The announcement in Russia that Mikhail Khodorkovsky, the former oil tycoon, and the two Pussy Riot demonstrators may be freed soon, along with thousands of other Russians, is good news. But decreeing clemency, a move initiated by President Vladimir Putin, is not the same as acknowledging that these prisoners were improperly incarcerated to begin with.
The Russian parliament approved an amnesty bill proposed by Mr. Putin that would apply to several thousand inmates, including Nadezhda Tolokonnikova and Maria Alekhina, members of the band Pussy Riot who received two-year sentences for performing a “punk prayer” in Moscow’s main cathedral, and many who were arrested after an antigovernment protest last May.

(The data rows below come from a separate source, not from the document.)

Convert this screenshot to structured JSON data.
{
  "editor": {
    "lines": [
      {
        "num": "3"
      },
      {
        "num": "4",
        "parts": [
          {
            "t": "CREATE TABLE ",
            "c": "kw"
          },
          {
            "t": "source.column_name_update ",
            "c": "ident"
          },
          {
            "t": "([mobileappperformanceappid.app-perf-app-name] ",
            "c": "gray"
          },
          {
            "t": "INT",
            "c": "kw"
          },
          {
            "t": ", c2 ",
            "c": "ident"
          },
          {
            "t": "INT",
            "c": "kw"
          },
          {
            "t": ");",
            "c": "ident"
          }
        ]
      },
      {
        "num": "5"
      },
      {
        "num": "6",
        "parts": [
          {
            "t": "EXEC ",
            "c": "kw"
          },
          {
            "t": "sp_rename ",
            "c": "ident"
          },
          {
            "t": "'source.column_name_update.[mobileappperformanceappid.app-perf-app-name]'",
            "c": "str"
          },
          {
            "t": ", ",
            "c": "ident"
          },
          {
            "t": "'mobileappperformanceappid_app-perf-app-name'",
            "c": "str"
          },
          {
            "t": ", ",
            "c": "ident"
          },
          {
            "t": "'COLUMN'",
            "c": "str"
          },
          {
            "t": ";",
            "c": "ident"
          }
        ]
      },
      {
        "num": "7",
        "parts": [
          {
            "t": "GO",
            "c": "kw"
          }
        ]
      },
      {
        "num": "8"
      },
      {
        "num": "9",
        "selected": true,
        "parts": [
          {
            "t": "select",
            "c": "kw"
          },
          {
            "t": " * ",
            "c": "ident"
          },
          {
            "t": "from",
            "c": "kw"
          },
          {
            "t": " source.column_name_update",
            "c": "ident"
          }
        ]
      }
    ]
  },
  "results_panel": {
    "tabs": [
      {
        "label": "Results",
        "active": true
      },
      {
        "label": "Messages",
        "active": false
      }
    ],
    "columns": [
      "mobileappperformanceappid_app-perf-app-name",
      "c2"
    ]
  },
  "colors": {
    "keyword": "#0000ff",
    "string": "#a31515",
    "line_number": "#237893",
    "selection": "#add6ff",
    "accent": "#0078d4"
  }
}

As he concluded his annual marathon news conference on Thursday, Mr. Putin was asked about Mr. Khodorkovsky, once the richest man in Russia as the chief executive of Yukos Oil, whose imprisonment since 2003 has been widely condemned as political score-settling. To the surprise of all, Mr. Putin announced that Mr. Khodorkovsky had requested a pardon and that he planned to grant it.

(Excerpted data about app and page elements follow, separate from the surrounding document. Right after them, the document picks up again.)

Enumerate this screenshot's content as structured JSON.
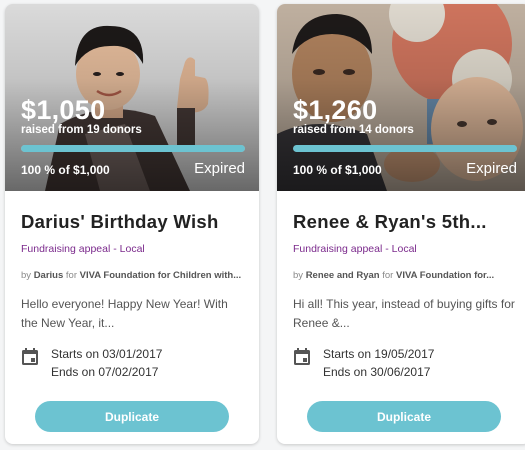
{
  "campaigns": [
    {
      "amount": "$1,050",
      "raised_text": "raised from 19 donors",
      "progress": 1.0,
      "progress_text": "100 % of $1,000",
      "status": "Expired",
      "title": "Darius' Birthday Wish",
      "category": "Fundraising appeal - Local",
      "by_prefix": "by",
      "owner": "Darius",
      "for_word": "for",
      "organization": "VIVA Foundation for Children",
      "org_suffix": "with...",
      "description": "Hello everyone! Happy New Year! With the New Year, it...",
      "start": "Starts on 03/01/2017",
      "end": "Ends on 07/02/2017",
      "button": "Duplicate"
    },
    {
      "amount": "$1,260",
      "raised_text": "raised from 14 donors",
      "progress": 1.0,
      "progress_text": "100 % of $1,000",
      "status": "Expired",
      "title": "Renee & Ryan's 5th...",
      "category": "Fundraising appeal - Local",
      "by_prefix": "by",
      "owner": "Renee and Ryan",
      "for_word": "for",
      "organization": "VIVA Foundation for...",
      "org_suffix": "",
      "description": "Hi all! This year, instead of buying gifts for Renee &...",
      "start": "Starts on 19/05/2017",
      "end": "Ends on 30/06/2017",
      "button": "Duplicate"
    }
  ],
  "colors": {
    "accent": "#6cc3d1",
    "category": "#7b2a8c"
  },
  "icons": [
    "calendar-icon"
  ]
}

In the Russian narrative, Mr. Putin was practicing a venerable tradition of freeing prisoners for special occasions — in this case, the 20th anniversary of the post-Soviet Russian Constitution. No doubt he was also trying to clear the slate of controversial cases in advance of the Winter Olympics in Sochi, which are drawing Western protests in connection with Russia’s gay “propaganda” laws.

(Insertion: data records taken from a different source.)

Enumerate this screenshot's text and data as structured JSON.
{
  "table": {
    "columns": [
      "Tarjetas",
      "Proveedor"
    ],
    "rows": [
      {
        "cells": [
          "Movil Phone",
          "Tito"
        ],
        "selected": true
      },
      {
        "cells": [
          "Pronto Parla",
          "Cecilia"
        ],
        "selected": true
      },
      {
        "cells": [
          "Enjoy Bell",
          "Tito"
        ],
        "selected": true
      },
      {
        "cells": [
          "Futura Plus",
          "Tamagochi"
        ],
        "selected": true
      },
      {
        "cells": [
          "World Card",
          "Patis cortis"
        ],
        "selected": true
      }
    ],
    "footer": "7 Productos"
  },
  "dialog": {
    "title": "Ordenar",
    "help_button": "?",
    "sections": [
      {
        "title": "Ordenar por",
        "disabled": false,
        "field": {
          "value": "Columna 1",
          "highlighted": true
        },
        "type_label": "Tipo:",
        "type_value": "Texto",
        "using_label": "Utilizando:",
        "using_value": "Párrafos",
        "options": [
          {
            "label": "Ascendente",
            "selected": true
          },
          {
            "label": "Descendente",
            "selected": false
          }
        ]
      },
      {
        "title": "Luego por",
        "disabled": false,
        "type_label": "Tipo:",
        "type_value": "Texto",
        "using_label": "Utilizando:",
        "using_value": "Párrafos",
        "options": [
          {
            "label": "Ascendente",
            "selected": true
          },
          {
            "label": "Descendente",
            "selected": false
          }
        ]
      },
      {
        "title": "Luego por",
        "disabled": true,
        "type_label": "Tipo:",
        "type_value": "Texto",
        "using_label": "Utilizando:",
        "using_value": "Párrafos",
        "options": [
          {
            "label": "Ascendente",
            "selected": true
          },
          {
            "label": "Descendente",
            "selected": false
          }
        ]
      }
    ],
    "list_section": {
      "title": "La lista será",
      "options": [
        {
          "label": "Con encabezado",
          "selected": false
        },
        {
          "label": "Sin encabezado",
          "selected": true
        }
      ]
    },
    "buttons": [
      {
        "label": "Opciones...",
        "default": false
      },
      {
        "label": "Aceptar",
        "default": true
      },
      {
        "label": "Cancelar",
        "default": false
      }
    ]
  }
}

In pardoning the prisoners, Mr. Putin gave no indication that they may have been wrongfully tried and imprisoned, nor that more people will not be treated similarly in the future. Mr. Putin’s press spokesman suggested that Mr. Khodorkovsky’s request for a pardon — which the prisoner’s lawyers could not confirm — was an acknowledgment of guilt.
Unless they are followed by a strengthening of the rule of law, these amnesties are mostly an imperial gesture, not a sign that justice has been served.